Apple iPad Commercial Hints at User Interface, Features

 
 
By Nicholas Kolakowski  |  Posted 2010-03-08 Email Print this article Print
 
 
 
 
 
 
 

Apple aired the first 30-second television commercial for its iPad tablet PC March 7, with the spot highlighting the device's functions as an e-reader and portable media player. Apple also posted on its Web site that some 150,000 mobile apps will be available upon the iPad's April 3 launch, an uptick from the 140,000 predicted during the Jan. 27 unveiling. Although analytics firms have seen what they say is an uptick in developers creating apps for the iPad, some program creators have voiced concerns about a lack of physical devices on which to test their offerings before release.

Apple aired its first television commercial for the iPad during the Academy Awards telecast March 7. The 30-second spot shows a pair of hands using the tablet PC as a media player, e-reader, scheduler, and e-mail platform. The iPad is expected to make its debut April 3, as the company shows ever-accelerating signs of preparing its App Store and other properties for the rollout.

The commercial, which has been posted onto Apple's Website, provides yet another quick look at the iPad user interface. Among the features on view: an iPhone-like "Slide to Unlock" bar, an iBookstore for e-books with a design heavily reminiscent of the iTunes store, a virtual QWERTY keyboard and the iWork productivity suite optimized for touch.

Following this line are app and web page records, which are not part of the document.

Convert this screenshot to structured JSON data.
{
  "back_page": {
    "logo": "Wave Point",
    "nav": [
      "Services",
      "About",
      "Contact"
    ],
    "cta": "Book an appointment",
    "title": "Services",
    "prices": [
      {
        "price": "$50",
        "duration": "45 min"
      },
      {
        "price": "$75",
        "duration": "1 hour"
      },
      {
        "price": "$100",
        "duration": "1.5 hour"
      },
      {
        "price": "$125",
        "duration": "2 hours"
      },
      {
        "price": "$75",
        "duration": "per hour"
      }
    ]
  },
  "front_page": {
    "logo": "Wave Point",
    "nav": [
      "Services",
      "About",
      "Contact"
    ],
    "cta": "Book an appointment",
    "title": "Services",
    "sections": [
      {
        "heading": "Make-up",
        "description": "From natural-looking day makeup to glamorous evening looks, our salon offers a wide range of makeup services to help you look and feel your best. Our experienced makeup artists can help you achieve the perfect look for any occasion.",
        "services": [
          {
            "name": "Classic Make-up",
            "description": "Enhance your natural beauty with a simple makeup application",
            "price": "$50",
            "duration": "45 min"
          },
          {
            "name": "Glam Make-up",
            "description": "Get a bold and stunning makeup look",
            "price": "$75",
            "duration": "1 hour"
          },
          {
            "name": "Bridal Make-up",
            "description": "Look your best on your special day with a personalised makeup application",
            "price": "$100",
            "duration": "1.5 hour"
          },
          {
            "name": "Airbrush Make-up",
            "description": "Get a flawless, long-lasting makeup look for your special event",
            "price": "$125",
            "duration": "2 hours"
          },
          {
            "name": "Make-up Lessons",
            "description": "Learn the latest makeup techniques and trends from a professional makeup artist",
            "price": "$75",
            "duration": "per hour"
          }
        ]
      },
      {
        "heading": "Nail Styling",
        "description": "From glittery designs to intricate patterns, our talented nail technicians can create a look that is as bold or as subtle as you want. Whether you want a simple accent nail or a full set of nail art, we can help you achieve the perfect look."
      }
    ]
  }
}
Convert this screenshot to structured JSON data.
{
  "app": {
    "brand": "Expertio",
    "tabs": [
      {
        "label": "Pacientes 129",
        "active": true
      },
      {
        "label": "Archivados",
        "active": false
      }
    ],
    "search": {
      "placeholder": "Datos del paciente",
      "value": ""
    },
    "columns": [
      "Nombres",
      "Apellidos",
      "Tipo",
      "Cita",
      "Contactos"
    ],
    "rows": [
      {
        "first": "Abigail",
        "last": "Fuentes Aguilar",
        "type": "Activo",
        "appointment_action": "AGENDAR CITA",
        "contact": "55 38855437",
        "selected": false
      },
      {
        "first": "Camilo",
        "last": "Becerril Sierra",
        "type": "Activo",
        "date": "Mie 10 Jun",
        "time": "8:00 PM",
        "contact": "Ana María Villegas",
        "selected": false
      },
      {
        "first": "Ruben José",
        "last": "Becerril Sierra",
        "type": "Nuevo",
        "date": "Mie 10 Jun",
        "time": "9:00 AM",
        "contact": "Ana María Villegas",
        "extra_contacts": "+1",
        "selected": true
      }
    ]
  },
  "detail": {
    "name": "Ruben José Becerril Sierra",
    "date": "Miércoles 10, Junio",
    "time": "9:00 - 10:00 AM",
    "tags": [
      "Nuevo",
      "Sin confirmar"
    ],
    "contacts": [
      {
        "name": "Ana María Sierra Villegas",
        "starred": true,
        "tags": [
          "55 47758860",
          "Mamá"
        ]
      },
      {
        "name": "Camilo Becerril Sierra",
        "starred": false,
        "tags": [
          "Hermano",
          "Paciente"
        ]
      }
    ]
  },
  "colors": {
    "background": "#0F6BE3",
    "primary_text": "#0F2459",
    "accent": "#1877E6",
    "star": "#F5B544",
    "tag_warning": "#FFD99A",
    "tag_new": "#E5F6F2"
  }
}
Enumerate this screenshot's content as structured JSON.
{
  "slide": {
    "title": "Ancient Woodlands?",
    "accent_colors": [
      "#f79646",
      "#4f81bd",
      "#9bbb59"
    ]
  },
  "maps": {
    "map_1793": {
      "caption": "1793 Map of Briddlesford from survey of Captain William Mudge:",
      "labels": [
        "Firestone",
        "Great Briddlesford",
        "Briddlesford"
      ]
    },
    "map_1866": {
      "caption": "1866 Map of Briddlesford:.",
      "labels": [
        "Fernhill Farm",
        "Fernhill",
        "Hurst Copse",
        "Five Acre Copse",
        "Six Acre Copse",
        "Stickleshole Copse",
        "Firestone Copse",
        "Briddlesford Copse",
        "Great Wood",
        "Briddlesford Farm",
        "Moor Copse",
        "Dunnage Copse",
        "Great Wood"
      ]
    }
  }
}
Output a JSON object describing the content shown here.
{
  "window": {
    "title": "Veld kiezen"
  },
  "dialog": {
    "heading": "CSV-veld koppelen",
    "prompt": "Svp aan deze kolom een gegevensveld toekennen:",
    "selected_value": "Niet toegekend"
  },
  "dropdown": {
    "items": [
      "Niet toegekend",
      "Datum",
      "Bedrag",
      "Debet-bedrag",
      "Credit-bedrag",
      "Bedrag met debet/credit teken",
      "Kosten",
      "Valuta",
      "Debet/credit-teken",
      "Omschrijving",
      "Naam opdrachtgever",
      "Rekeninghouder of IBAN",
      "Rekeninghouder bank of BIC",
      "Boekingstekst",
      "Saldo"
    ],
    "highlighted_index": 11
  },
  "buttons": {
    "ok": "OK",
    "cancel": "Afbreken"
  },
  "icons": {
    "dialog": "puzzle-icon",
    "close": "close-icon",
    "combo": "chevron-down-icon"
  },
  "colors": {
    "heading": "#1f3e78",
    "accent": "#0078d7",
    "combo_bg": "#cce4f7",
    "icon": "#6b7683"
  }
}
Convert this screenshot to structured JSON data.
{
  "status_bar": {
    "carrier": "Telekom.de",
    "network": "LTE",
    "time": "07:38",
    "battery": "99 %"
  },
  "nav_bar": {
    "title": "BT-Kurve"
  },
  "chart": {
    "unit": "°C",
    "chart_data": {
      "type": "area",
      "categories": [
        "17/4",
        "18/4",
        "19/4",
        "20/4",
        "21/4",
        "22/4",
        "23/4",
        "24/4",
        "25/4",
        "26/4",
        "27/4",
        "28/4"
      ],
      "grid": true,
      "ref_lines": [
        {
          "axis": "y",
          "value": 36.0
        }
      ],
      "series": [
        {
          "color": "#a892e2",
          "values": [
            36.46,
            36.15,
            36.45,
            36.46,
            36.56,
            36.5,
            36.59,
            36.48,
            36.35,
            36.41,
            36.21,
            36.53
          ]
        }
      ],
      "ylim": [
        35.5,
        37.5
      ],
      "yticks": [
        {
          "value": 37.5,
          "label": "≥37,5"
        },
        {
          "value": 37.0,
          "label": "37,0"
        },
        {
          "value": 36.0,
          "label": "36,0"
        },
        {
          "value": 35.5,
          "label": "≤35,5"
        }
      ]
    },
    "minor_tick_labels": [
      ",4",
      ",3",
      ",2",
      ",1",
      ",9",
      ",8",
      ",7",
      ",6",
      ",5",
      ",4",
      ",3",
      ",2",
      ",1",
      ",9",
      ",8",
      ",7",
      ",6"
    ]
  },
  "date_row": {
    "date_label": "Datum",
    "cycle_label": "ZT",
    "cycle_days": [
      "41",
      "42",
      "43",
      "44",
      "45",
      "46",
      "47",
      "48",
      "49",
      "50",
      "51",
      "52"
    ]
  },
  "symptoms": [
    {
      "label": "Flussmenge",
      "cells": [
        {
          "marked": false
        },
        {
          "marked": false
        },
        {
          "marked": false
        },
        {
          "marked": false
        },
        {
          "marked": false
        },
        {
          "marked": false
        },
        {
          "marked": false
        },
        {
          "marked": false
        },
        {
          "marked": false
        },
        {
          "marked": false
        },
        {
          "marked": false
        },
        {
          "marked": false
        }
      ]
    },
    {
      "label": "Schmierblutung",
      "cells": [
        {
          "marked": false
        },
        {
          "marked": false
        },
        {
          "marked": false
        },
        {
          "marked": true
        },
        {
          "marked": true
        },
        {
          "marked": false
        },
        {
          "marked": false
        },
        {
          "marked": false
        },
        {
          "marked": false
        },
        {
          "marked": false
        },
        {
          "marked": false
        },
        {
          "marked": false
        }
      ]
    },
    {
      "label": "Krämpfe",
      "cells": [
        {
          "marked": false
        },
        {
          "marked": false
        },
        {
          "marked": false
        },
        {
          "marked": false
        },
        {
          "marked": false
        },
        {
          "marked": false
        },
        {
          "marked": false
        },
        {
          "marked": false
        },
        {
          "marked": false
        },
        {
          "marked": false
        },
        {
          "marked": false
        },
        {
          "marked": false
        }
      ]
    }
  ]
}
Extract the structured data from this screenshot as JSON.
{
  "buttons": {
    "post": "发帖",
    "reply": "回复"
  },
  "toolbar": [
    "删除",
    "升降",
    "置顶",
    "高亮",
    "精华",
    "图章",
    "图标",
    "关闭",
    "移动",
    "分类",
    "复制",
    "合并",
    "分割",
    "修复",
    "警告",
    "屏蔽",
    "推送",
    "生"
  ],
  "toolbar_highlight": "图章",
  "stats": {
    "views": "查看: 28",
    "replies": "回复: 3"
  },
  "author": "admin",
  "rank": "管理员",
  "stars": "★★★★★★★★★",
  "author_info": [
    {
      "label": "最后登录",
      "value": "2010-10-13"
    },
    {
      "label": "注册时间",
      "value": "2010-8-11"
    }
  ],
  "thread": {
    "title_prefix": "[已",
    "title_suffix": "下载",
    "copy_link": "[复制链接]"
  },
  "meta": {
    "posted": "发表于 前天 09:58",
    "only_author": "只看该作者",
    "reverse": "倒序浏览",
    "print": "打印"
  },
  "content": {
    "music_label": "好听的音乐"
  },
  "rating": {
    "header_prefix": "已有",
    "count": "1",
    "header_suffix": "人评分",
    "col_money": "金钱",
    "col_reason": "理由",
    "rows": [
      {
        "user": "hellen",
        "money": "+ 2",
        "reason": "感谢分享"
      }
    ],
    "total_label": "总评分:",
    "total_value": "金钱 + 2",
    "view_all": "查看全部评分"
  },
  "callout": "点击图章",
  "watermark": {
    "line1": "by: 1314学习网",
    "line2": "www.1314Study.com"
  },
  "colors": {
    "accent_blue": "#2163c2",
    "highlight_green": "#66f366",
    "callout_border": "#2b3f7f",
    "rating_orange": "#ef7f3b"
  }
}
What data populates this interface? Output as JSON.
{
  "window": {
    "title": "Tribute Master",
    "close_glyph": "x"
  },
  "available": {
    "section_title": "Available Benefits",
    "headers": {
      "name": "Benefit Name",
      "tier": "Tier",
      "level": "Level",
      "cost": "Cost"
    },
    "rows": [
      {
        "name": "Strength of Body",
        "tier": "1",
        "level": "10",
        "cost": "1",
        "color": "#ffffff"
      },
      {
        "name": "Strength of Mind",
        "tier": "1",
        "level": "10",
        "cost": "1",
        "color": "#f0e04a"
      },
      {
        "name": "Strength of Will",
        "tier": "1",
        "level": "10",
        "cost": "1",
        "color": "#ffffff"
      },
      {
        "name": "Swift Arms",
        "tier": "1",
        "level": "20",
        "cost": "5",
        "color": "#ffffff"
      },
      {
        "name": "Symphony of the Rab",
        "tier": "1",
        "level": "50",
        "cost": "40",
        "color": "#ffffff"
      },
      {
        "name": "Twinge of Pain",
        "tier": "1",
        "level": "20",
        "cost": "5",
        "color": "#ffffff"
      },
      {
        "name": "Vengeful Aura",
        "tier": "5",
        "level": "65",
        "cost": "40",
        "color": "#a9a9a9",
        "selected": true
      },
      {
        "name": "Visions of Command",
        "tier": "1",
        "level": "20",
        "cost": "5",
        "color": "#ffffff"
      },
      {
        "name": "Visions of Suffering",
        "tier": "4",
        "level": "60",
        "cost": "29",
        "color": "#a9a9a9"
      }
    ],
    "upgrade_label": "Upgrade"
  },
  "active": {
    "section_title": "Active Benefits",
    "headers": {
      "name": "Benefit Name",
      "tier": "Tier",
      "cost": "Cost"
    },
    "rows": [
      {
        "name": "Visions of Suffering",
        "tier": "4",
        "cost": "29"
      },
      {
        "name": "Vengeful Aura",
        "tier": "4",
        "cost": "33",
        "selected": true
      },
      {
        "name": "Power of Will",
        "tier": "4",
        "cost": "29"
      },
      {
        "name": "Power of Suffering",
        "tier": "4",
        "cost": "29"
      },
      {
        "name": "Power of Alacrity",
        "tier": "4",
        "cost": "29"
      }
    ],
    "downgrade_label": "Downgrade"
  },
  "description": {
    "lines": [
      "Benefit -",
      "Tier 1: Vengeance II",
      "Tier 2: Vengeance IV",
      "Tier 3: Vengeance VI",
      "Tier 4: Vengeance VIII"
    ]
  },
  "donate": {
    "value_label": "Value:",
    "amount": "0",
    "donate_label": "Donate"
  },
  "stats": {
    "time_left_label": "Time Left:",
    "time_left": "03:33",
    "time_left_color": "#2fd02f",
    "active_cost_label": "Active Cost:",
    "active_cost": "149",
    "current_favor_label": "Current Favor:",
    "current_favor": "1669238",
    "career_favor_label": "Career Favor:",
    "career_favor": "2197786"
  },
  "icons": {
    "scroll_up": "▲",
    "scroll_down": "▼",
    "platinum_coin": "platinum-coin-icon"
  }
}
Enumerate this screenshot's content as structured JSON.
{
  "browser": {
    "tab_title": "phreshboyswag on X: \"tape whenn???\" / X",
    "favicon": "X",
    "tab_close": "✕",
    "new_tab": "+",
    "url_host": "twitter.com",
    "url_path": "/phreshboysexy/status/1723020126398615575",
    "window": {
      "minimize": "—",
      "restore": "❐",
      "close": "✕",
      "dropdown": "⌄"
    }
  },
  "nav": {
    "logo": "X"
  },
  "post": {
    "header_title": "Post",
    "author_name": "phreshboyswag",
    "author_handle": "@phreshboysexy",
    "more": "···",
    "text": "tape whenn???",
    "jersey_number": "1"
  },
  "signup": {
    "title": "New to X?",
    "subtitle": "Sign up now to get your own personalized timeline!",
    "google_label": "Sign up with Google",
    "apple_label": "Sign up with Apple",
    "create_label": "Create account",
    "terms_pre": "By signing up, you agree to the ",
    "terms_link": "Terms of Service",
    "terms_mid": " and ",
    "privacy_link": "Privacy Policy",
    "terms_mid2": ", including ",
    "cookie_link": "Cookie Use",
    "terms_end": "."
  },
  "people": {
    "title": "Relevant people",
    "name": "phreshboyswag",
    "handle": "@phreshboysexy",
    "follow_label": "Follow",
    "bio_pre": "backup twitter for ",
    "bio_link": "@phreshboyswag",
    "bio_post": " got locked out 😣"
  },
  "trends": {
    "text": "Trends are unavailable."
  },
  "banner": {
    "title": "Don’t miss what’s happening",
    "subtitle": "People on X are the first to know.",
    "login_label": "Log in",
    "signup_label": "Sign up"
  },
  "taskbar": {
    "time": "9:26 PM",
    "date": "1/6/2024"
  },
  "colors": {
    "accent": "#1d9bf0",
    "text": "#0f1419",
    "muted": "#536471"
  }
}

Apple's previous ad campaigns, notably the "Get A Mac" series, focused on either the company's hipster ethos, or the purported advantages of Macs over Windows-based PCs. By contrast, the initial iPad commercial focuses solely on the device's functions, perhaps a necessary tactic given the stark differences between a 9.7-inch tablet and a traditional laptop.

Around 150,000 mobile applications will be available for the iPad upon its release, according to the Apple Web site, which represents a slight uptick from the 140,000 predicted during Apple's Jan. 27 product unveiling. Apple has been encouraging developers to create applications for the device using the iPhone SDK 3.2 beta.

According to mobile analytics company Flurry, the number of Flurry analytics being intregated into iPhone OS applications increased threefold in January, the largest spike that the company had ever seen. Peter Garago, vice president of marketing for Flurry, suggested in a Feb. 12 posting on the company's official blog that the rise in application starts was likely due to "excitement generated by Apple's iPad event in January."

Research firm IDC predicts that Apple's App Store will feature 300,000 apps by the end of 2010. That expansion, coupled with Apple's increased focus on being a mobile device company, has led to a more thorough policing of third-party developers' products.

In a Feb. 22 article in The New York Times, Apple's head of worldwide product marketing, Philip Schiller, suggested that certain apps had been pulled because their content was "getting too degrading and objectionable." The company has also moved to pull apps by developers who allegedly post false positive reviews. Although bloggers and developers noting an "Explicit" category that briefly appeared on the iTunes Connect System, which is used to post applications to the App Store, that categorization promptly disappeared; Apple has not confirmed whether its short-lived presence was a bug or a test of some kind.

However, as noted by Apple-centric sites such as Macworld.com, some developers are wrestling with a lack of actual iPad devices on which to test their newly developed products, despite having a simulator bundled with the iPhone SDK 3.2 beta.

While those developers wrestle with whether to wait until the iPad's release before they begin polishing their code, some organizations have been a little bit luckier. According to a March 3 article in The Wall Street Journal, News Corp. CEO Rupert Murdoch suggested that his company has been allowed to work on one kept "under padlock and key" by Apple. Presumably, other large companies have been allowed a more hands-on experience for developing their wares. 

 
 
 
 
Nicholas Kolakowski is a staff editor at eWEEK, covering Microsoft and other companies in the enterprise space, as well as evolving technology such as tablet PCs. His work has appeared in The Washington Post, Playboy, WebMD, AARP the Magazine, AutoWeek, Washington City Paper, Trader Monthly, and Private Air. He lives in Brooklyn, New York.
 
 
 
 
 
 
 

Submit a Comment

Loading Comments...
 
Manage your Newsletters: Login   Register My Newsletters























 
 
 
 
 
 
 
 
 
 
 
Rocket Fuel